Recall that we lived as hunter-gatherers. To gather we’d saunter away from camp and then carry back what we found. Most of these loads were small, likely 10 to 20 pounds. But scientists in Spain, say gatherers sometimes carry weights equal to half of their total bodyweight. After a successful hunt, we’d hoof heavy animal limbs home. The hindquarter of a zebra—an animal still today pursued by African hunter gatherers—for example, typically weighs about 80 pounds.
Then the agricultural revolution happened, and we slowly began removing carrying from our days. New technology killed our need to run or carry. We went from mules and oxen carrying our stuff to, now, shopping carts, wheeled suitcases, and Amazon Prime dropping anything and everything off at our doors. But unlike running, most of us never reengineered carrying back into our days—except for ruckers.
Why Carrying Works
After the Arctic, I traveled down the Jacksonville to spend a long weekend with Jason and Emily McCarthy, who run the show at GORUCK. As Jason and I rucked into HQ one morning, he described rucking as, “cardio for people who hate to run, and lifting for people who hate the gym.” It corrects for body type. If you’re too big, it’ll lean you out. Too skinny? It’ll add muscle to your frame. This, he explained, is why carrying is the foundation of military fitness training. It builds humans who one hour can hike 75 pounds of gear up a mountain and the next powerfully breach an enemy cell.
And this makes sense from an evolutionary perspective. The scientists at Harvard told me that early humans weren’t strong like today’s gym rats—back then, having extra weight, even in the form of muscle, was a liability. We needed enough strength for day-to-day tasks and were “extreme” in our ability to hoof heavy items from point A to B, according to a study in PLOS One.
After my time in the Arctic and Jacksonville, I not only had a freezer full of caribou, I was also in the best shape of my life, despite not running or touching a single dumbbell or barbell for more than a month. I could zoom up mountain trails that once slowed me, and all of my lower body lifts were up significantly. Back aches? Gone. One friend described me as looking like, “a human weapon” (which makes sense, given the role of carrying and rucking in military training).
If you want to learn more about the science and anthropology of carrying and rucking—why it’s so damn important for our species and how to do it better—along with what I learned about rucking from doctors at the Mayo Clinic, check out my book, THE COMFORT CRISIS. It covers more beneficial evolutionary discomforts we’ve removed from our lives, and tells us how to add them back for improved fitness, health, and happiness. It’s available wherever books are sold.
P.S. I was up in the Arctic with Donnie Vincent. He’s a backcountry bowhunter, biologist, and filmmaker who makes hunting documentaries that are more Planet Earth than Outdoor Channel. You should also check out his seven-minute masterpiece — Who We Are — about his hunting ethic and why he’s a hunter.
About the Author
Michael Easter is a contributing editor at Men’s Health magazine, columnist for Outside magazine, and professor at the University of Nevada, Las Vegas.
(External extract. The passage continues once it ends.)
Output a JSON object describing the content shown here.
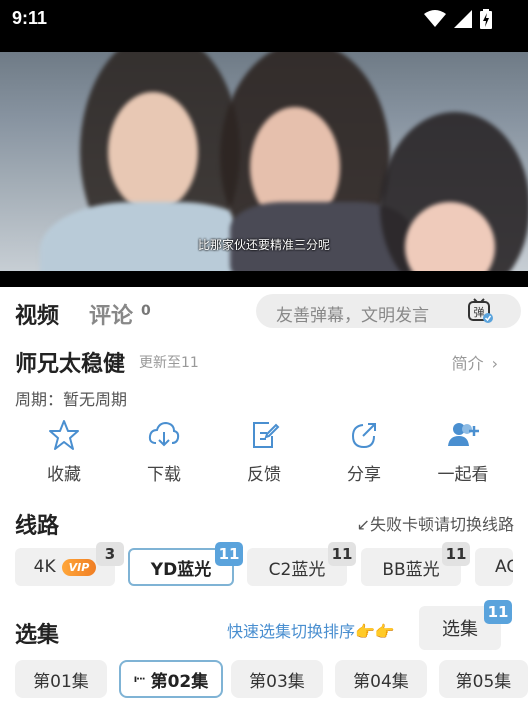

His work has appeared in over 60 countries and can also be found in Men’s Journal, New York, Vice, Scientific American, Esquire, and others. He lives in Las Vegas on the edge of the desert with his wife and two dogs.